RECORDS SHOWN: Begin

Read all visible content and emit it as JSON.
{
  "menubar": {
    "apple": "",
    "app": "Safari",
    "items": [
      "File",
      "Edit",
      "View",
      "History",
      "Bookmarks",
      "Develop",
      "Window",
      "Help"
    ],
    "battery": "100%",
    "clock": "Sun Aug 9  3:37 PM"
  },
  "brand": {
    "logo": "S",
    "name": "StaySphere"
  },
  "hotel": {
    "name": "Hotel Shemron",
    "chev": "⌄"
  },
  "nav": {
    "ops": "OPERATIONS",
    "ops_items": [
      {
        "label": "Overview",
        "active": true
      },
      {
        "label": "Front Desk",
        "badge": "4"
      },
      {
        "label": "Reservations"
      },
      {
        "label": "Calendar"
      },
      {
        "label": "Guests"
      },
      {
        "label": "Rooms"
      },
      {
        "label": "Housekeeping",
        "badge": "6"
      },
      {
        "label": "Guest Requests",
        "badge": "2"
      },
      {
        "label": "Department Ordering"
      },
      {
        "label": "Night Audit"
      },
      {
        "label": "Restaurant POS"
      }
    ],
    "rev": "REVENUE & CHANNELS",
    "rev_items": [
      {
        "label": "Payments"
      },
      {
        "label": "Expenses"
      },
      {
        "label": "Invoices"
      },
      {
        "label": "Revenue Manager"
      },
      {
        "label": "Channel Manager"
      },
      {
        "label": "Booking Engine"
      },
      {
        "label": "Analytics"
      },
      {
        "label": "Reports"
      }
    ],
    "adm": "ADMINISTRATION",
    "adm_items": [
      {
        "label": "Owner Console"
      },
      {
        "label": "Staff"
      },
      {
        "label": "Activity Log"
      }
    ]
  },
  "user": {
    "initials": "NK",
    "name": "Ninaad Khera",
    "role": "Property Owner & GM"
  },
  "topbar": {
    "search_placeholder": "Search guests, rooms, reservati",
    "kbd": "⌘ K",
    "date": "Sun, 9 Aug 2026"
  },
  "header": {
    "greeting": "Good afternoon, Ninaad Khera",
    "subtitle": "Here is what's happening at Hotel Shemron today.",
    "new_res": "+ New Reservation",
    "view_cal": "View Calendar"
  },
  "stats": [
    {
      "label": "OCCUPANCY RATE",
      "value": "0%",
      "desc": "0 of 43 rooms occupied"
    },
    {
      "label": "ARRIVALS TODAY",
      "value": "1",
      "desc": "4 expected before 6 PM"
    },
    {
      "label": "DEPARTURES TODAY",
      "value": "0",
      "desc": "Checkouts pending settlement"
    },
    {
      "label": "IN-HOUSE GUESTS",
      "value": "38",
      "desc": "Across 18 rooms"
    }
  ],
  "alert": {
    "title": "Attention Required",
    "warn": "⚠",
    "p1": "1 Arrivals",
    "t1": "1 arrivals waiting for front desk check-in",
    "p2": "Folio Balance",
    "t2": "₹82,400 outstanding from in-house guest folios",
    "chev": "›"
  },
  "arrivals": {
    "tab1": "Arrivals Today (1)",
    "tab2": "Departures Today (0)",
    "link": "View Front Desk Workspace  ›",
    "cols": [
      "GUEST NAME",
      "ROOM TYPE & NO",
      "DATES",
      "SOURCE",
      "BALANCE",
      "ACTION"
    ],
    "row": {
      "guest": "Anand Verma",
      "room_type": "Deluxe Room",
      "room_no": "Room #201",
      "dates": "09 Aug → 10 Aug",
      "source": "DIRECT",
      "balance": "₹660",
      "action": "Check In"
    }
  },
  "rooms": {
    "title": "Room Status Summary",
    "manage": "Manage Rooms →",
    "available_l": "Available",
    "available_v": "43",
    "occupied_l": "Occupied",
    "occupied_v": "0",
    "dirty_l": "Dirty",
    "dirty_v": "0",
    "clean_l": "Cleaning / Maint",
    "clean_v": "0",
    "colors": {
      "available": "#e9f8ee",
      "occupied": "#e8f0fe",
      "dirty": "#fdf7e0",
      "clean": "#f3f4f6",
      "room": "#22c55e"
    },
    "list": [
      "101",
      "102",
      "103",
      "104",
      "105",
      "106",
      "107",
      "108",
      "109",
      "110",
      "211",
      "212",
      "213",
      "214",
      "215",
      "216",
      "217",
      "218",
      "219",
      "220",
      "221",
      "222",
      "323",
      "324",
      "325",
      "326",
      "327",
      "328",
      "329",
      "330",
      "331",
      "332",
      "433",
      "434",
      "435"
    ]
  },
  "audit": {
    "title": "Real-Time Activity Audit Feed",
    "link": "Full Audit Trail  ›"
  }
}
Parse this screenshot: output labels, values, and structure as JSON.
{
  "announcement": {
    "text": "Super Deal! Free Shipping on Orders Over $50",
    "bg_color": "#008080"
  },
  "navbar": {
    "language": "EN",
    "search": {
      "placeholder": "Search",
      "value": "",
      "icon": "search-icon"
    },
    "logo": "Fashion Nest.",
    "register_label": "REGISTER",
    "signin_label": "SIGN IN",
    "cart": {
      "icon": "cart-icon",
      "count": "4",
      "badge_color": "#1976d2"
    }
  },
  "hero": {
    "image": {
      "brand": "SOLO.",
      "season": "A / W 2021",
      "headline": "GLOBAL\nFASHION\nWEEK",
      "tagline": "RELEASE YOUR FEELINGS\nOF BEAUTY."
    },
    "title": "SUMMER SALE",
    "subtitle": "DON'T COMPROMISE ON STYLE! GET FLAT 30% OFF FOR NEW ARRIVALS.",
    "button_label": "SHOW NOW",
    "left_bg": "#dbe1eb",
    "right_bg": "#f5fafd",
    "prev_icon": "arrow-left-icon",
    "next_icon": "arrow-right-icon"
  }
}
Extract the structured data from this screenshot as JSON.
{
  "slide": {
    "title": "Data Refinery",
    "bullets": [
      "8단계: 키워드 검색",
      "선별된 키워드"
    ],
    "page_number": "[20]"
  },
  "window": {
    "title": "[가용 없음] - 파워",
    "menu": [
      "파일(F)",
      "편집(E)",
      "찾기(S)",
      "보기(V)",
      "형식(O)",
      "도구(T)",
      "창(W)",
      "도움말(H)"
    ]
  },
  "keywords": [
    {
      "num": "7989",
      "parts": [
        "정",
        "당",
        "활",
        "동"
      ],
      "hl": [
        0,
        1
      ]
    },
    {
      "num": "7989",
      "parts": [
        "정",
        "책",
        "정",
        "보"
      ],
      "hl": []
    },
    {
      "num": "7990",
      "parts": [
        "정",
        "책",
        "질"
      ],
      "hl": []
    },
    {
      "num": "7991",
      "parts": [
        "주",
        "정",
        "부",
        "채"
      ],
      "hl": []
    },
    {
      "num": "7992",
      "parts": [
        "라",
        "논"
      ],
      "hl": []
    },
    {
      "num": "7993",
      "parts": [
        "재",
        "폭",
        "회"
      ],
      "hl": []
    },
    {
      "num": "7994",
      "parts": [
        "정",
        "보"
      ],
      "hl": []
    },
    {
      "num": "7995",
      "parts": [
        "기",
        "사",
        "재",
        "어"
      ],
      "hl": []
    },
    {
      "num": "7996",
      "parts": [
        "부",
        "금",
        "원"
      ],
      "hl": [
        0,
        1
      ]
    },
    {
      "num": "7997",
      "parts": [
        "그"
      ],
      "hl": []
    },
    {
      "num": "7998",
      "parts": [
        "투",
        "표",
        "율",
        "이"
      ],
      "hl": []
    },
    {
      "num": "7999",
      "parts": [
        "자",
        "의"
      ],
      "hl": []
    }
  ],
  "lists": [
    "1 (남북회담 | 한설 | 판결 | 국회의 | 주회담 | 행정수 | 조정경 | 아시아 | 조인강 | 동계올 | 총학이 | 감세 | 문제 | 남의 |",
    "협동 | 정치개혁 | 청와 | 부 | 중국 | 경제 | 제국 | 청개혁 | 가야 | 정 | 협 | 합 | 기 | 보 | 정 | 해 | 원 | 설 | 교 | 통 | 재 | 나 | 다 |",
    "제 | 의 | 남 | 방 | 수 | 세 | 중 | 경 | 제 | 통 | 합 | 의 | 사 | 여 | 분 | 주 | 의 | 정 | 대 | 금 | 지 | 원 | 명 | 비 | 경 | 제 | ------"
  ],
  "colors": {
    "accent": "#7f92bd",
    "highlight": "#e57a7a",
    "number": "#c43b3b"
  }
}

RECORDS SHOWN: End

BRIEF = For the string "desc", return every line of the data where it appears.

ANSWER AREA =
      "desc": "0 of 43 rooms occupied"
      "desc": "4 expected before 6 PM"
      "desc": "Checkouts pending settlement"
      "desc": "Across 18 rooms"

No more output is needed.